When Paul Wright and the Bishopsgate Gang concluded Operation Saxon, the distribution network they uncovered was operating all over Europe. Stools were sent out to Spain and Lanzarote with £2000 worth of Pesetas. They would spend the money there and then wire clean, legitimate money back through Western Union. Those at the bottom of the distribution chains would go into shops and say buy a disposable camera for a couple of pounds with a large denomination note – the change handed back would be legitimate currency. In the UK those wanting to get rid of counterfeit will go to stores like Marks and Spencers, buy ten suits and then return them four or five days later offering an excuse. The change, of course, will be legitimate currency.
Yet it is clear that counterfeiting doesn’t only touch the deep pockets of the Bank of England. Seventy year old pensioner John Brown in Manchester, (the name is a pseudonym as he doesn’t want to reveal his name as he is terrified of reprisals) lost £3000. Last December he posted an ad in his local paper for two 9 carat gold omega watches, family heirlooms, that he couldn’t wear any more because of crippling rheumatoid arthritis in his wrists. A man came round and paid £3000 to John in what he thought were £20 notes.
“Although I have had two cataract operations recently,” he says, “they were so good I couldn’t tell them apart from real ones.” Only later when John’s wife tried to pay the money in at the Post Office and they refused saying it was counterfeit was John made aware that he had been duped. “I then noticed that ink was coming off on my hands and some of the serial numbers were the same,” he says. “It ruined my Christmas and I feel terrible about it,” he laments. “I’m just a pensioner; £100 is a lot of money to me let alone £3000. We really needed that money. I think these people want locking up for life, it’s an offence against the crown, copying the Queens head like that. What is the Bank of England doing for people like us?”
A spokesperson for the Bank says new measures are constantly being introduced and a new £10 out in the Autumn will have micro-lettering and other features. “We have a rolling programme so that when new technology becomes available to thwart counterfeiters we can keep counterfeiters at a lower level than we already have.” As for the Euro; “As we are not going to be part of it, it is not really an issued for us.”
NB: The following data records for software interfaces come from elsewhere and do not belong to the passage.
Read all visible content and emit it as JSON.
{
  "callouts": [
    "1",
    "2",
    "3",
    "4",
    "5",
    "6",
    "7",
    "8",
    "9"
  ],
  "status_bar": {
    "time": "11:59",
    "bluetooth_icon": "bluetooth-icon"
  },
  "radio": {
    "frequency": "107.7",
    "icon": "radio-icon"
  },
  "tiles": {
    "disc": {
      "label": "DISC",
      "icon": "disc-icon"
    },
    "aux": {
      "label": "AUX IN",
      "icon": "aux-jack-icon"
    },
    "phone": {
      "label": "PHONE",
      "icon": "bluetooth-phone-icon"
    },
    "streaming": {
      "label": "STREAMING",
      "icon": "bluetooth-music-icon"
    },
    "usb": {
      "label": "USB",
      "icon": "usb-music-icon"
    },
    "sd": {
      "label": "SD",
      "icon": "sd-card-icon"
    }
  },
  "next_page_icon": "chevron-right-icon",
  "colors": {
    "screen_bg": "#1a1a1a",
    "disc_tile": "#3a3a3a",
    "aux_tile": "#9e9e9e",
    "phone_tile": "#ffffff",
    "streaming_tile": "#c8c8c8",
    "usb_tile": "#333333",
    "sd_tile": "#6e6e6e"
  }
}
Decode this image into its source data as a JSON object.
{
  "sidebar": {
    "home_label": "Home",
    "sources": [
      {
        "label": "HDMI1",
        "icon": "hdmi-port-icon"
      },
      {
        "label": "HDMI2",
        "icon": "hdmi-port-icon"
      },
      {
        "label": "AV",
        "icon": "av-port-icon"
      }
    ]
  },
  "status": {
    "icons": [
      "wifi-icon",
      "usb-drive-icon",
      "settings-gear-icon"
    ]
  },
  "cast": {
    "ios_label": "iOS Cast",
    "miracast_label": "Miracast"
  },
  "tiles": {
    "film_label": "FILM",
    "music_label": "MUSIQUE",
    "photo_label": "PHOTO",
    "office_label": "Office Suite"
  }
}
However, the European Central Bank is deeply worried and the Report on the Legal Protection of Banknotes in the European Union Member States in 1999 promised a whole raft of measures to combat counterfeiting. The report says the Euro looks likely to be heavily counterfeited. Yet the ECB has pledged to set up a database with the specific responsibility for gathering intelligence on new types of counterfeit Euros. Europol are waiting with baited breath.
Does Michael ever feel any sense of remorse for people like John Brown who have lost considerably large amounts of money that they can’t afford to lose? “Well,” says Michael draining his lager, “I have had pangs of conscience I must admit. Not that badly mind you, but especially when you’ve been had over yourself. But I never thought my money would be in general circulation. The only victims I thought were the banks and post offices – there was just a feeling among us that this was being coughed up by the country that’s all.”
The sense of foreboding about the Euro is already causing ripples among Michael’s associates. “Its all gone very quiet, suspiciously quiet” he says, ruminatively. “A few months back there was a buzz that something big was gonna happen. Maybe its the Euro.”